Lauren Otis Goes to "The Edge"
A young actress makes her Charlotte theatrical debut in CAST's "The Edge of Our Bodies"
The regional premier of The Edge of Our Bodies (May 24-June 23) comes to CAST directly from the 2011 Humana Festival of New American Plays at Actors Theatre of Louisville. It's presented as almost a one-woman show. There’s a walk-on by a character identified only as a maintenance man.
Sixteen-year-old Bernadette (Lauren Otis) begins by reading aloud from her journal. She is alone on the set of Jean Genet’s The Maids, a mid-century absurdist work, at her New England prep school. Bernie is describing a train trip to New York City. Several men are looking at her on the platform in New Haven, and all enter the same car on the train. She distracts herself by thinking about her boyfriend in the city. Over the course of the play, she will reveal more (by way of her journals) and travel to visit her boyfriend to share some big news.
I spoke to Otis about the play and how she feels about starring in a one-woman show.
Revue: How hard is it to do a one-woman show? Have you ever done one before?
Lauren Otis: It's surprisingly easier than I thought it would be. And, no, I haven't done one before.
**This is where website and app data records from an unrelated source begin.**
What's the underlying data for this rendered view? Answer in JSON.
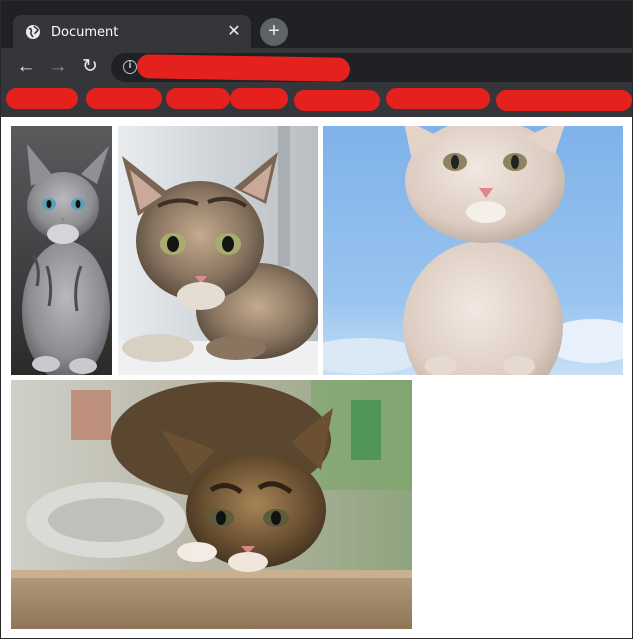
{
  "browser": {
    "tab": {
      "title": "Document",
      "favicon": "globe-icon",
      "close_glyph": "✕"
    },
    "new_tab_glyph": "+",
    "toolbar": {
      "back_glyph": "←",
      "forward_glyph": "→",
      "reload_glyph": "↻",
      "info_glyph": "i"
    },
    "colors": {
      "tabstrip": "#202124",
      "toolbar": "#35363a",
      "redaction": "#e5211e"
    }
  },
  "page": {
    "images": [
      {
        "subject": "gray tabby kitten sitting"
      },
      {
        "subject": "tabby kitten lying by window"
      },
      {
        "subject": "white kitten against blue sky"
      },
      {
        "subject": "calico kitten crouching on counter"
      }
    ]
  }
}
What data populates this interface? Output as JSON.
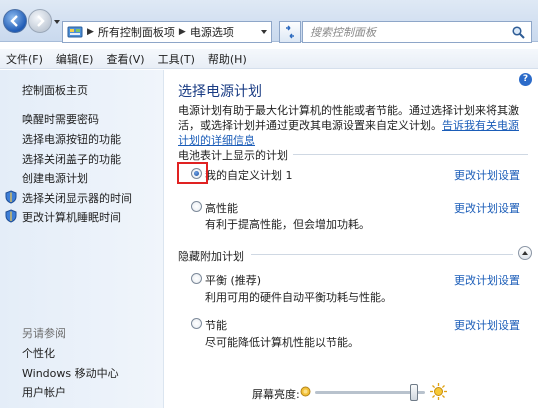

It's a lot of work, but this is such a supportive environment. And I've discovered I am quite comfortable looking into the eyes of the audience and speaking directly to them. I have let go of any fears and doubts I had.
Revue: What guidance is [director] Michael [Simmons] giving you to help?
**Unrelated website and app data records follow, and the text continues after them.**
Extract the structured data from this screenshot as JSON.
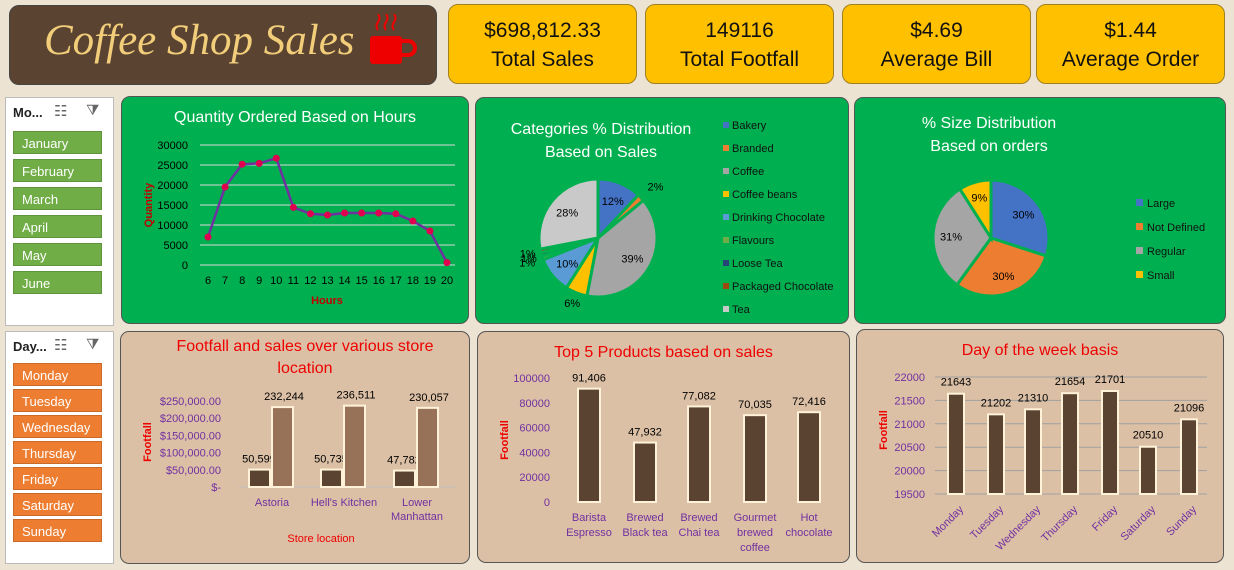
{
  "header": {
    "title": "Coffee Shop Sales",
    "icon": "coffee-cup-icon"
  },
  "kpis": [
    {
      "value": "$698,812.33",
      "label": "Total Sales"
    },
    {
      "value": "149116",
      "label": "Total Footfall"
    },
    {
      "value": "$4.69",
      "label": "Average Bill"
    },
    {
      "value": "$1.44",
      "label": "Average Order"
    }
  ],
  "month_slicer": {
    "header": "Mo...",
    "items": [
      "January",
      "February",
      "March",
      "April",
      "May",
      "June"
    ]
  },
  "day_slicer": {
    "header": "Day...",
    "items": [
      "Monday",
      "Tuesday",
      "Wednesday",
      "Thursday",
      "Friday",
      "Saturday",
      "Sunday"
    ]
  },
  "colors": {
    "green_panel": "#00b050",
    "tan_panel": "#dcc0a6",
    "kpi": "#ffc000",
    "bar": "#5a4431",
    "title_bg": "#5a4431"
  },
  "chart_data": [
    {
      "type": "line",
      "title": "Quantity Ordered Based on Hours",
      "xlabel": "Hours",
      "ylabel": "Quantity",
      "x": [
        6,
        7,
        8,
        9,
        10,
        11,
        12,
        13,
        14,
        15,
        16,
        17,
        18,
        19,
        20
      ],
      "values": [
        7000,
        19500,
        25200,
        25400,
        26700,
        14400,
        12800,
        12500,
        13000,
        13000,
        13000,
        12800,
        11000,
        8500,
        600
      ],
      "ylim": [
        0,
        30000
      ],
      "yticks": [
        "30000",
        "25000",
        "20000",
        "15000",
        "10000",
        "5000",
        "0"
      ],
      "xtick_labels": [
        "6",
        "7",
        "8",
        "9",
        "10",
        "11",
        "12",
        "13",
        "14",
        "15",
        "16",
        "17",
        "18",
        "19",
        "20"
      ]
    },
    {
      "type": "pie",
      "title_lines": [
        "Categories % Distribution",
        "Based on Sales"
      ],
      "legend": [
        "Bakery",
        "Branded",
        "Coffee",
        "Coffee beans",
        "Drinking Chocolate",
        "Flavours",
        "Loose Tea",
        "Packaged Chocolate",
        "Tea"
      ],
      "values": [
        12,
        2,
        39,
        6,
        10,
        1,
        1,
        1,
        28
      ],
      "labels": [
        "12%",
        "2%",
        "39%",
        "6%",
        "10%",
        "1%",
        "1%",
        "1%",
        "28%"
      ],
      "colors": [
        "#4472c4",
        "#ed7d31",
        "#a5a5a5",
        "#ffc000",
        "#5b9bd5",
        "#70ad47",
        "#264478",
        "#9e480e",
        "#c9c9c9"
      ]
    },
    {
      "type": "pie",
      "title_lines": [
        "% Size Distribution",
        "Based on orders"
      ],
      "legend": [
        "Large",
        "Not Defined",
        "Regular",
        "Small"
      ],
      "values": [
        30,
        30,
        31,
        9
      ],
      "labels": [
        "30%",
        "30%",
        "31%",
        "9%"
      ],
      "colors": [
        "#4472c4",
        "#ed7d31",
        "#a5a5a5",
        "#ffc000"
      ]
    },
    {
      "type": "bar",
      "title_lines": [
        "Footfall and sales over various store",
        "location"
      ],
      "xlabel": "Store location",
      "ylabel": "Footfall",
      "categories": [
        "Astoria",
        "Hell's Kitchen",
        "Lower Manhattan"
      ],
      "category_lines": [
        [
          "Astoria"
        ],
        [
          "Hell's Kitchen"
        ],
        [
          "Lower",
          "Manhattan"
        ]
      ],
      "series": [
        {
          "values": [
            50599,
            50735,
            47782
          ],
          "labels": [
            "50,599",
            "50,735",
            "47,782"
          ],
          "color": "#5a4431"
        },
        {
          "values": [
            232244,
            236511,
            230057
          ],
          "labels": [
            "232,244",
            "236,511",
            "230,057"
          ],
          "color": "#977158"
        }
      ],
      "ylim": [
        0,
        250000
      ],
      "yticks": [
        "$250,000.00",
        "$200,000.00",
        "$150,000.00",
        "$100,000.00",
        "$50,000.00",
        "$-"
      ]
    },
    {
      "type": "bar",
      "title": "Top 5 Products based on sales",
      "ylabel": "Footfall",
      "categories": [
        "Barista Espresso",
        "Brewed Black tea",
        "Brewed Chai tea",
        "Gourmet brewed coffee",
        "Hot chocolate"
      ],
      "category_lines": [
        [
          "Barista",
          "Espresso"
        ],
        [
          "Brewed",
          "Black tea"
        ],
        [
          "Brewed",
          "Chai tea"
        ],
        [
          "Gourmet",
          "brewed",
          "coffee"
        ],
        [
          "Hot",
          "chocolate"
        ]
      ],
      "values": [
        91406,
        47932,
        77082,
        70035,
        72416
      ],
      "labels": [
        "91,406",
        "47,932",
        "77,082",
        "70,035",
        "72,416"
      ],
      "ylim": [
        0,
        100000
      ],
      "yticks": [
        "100000",
        "80000",
        "60000",
        "40000",
        "20000",
        "0"
      ]
    },
    {
      "type": "bar",
      "title": "Day of the week basis",
      "ylabel": "Footfall",
      "categories": [
        "Monday",
        "Tuesday",
        "Wednesday",
        "Thursday",
        "Friday",
        "Saturday",
        "Sunday"
      ],
      "values": [
        21643,
        21202,
        21310,
        21654,
        21701,
        20510,
        21096
      ],
      "labels": [
        "21643",
        "21202",
        "21310",
        "21654",
        "21701",
        "20510",
        "21096"
      ],
      "ylim": [
        19500,
        22000
      ],
      "yticks": [
        "22000",
        "21500",
        "21000",
        "20500",
        "20000",
        "19500"
      ]
    }
  ]
}
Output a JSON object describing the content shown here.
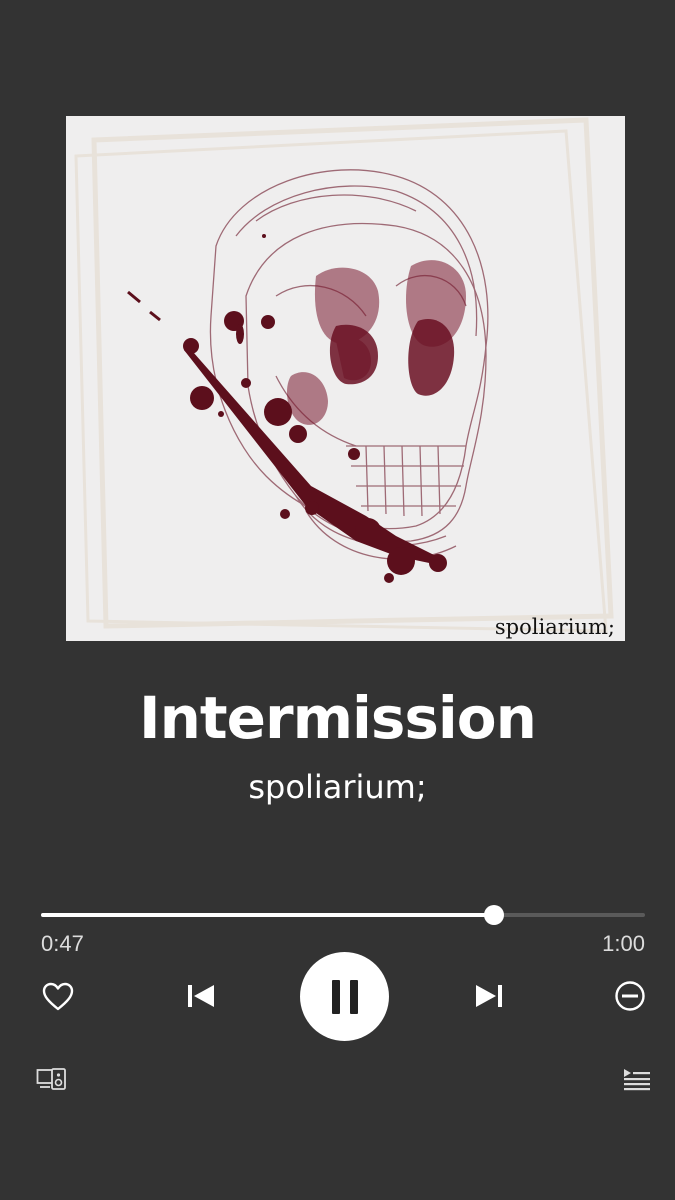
{
  "album_art": {
    "caption": "spoliarium;",
    "icon": "skull-illustration"
  },
  "track": {
    "title": "Intermission",
    "artist": "spoliarium;"
  },
  "playback": {
    "elapsed": "0:47",
    "total": "1:00",
    "progress_fraction": 0.75,
    "state": "playing"
  },
  "controls": {
    "like_icon": "heart-icon",
    "previous_icon": "skip-previous-icon",
    "play_pause_icon": "pause-icon",
    "next_icon": "skip-next-icon",
    "remove_icon": "minus-circle-icon",
    "devices_icon": "devices-icon",
    "queue_icon": "queue-icon"
  },
  "colors": {
    "background": "#333333",
    "blood": "#5c0f1c",
    "skull_line": "#7a3040"
  }
}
LO: Michael has been amazing. He has really embraced me, and he didn't even know me until the audition. I'm never gotten this much positive feedback from a director before. And his feedback comes from a really genuine place. He really cares about Adam Rapp's work and wants to do it justice.
Revue: What attracted you to such a dark play?
LO: I saw the posting online and was immediately interested. I related to the language. I may not be able to relate to all that Bernadette goes through, but her experiences are what many other teens girls have been through. She's very feminine, young, and ahead of her time. She's a writer. And I'm a writer myself, so I relate to her on that level.
This is definitely the darkest thing I've ever done. I've got a lot of musicals and dance in my background … This play is so intimate and so personal. But, I'm comfortable talking about my own life to others. I don't mind sharing; I'm unafraid to be honest. Bernadette's the same way.
Revue: Not to make you nervous — but everything rests on your shoulders! The dialogue (or monologue in this case) would have to be pretty incredible. Is it? How so?
LO: It is. Bernadette is so insightful. She spends a lot of time reading [to the audience] from her journal. She's very in tune with what's going on around her. She's funny and sarcastic, intuitive, and aware. She's observing her surroundings and sharing what she sees. She talks about a tree being withered and arthritic. She's painting a very clear, beautiful picture of what she sees.
Revue: I read that this was your first local audition and that you won the role in the face of stiff competition. Why do you think you got the coveted part?
LO: Well, I missed an email from Michael, so I didn't prepare what I was supposed to prepare. I was worried that, because of that, I hadn't done well. But after my audition, Michael and I talked about the play. I was really attached to it already and told him I was interested in being assistant director or otherwise being involved somehow even if I didn't get the part …
He said he liked my intuition and ability to hone in on a scene.
Revue: What's your background? Why did you choose to move to Charlotte?
LO: I went to college in Philadelphia. My long-term boyfriend and I decided we wanted a change of scenery. His family had recently moved to North Carolina, so we decided to join them here. It was scary, but it's been really positive for both of us.
Revue: Who do you think is the audience for this play? I saw on CAST's website that it's recommended for ages sixteen and up.
LO: Yes. There are some scenes with sexually explicit language. I don't want to say that women will relate to it more than men, because there are some male characters Bernadette describes. So there is something men can relate to. Bernadette is an intellectual and makes some obscure literary references. People who love literature will be interested in those.
Revue: Do you like Bernadette?
LO: I do like her. Like most sixteen-year-olds, she can be a little self-absorbed. But I was sixteen once and went through my first heartbreak, so I know how she feels. She's incredibly brave, smart, funny, and sexy.
Revue: Anything else people ought to know?
LO: Don't be afraid to laugh even though the humor comes from a very dark place. Bernadette has a good sense of humor. Also, chances are, I will make eye contact with you. Be ready.
I'm really excited about this play. In rehearsals, I've been talking just to Michael. I'm ready to have some new people to talk to.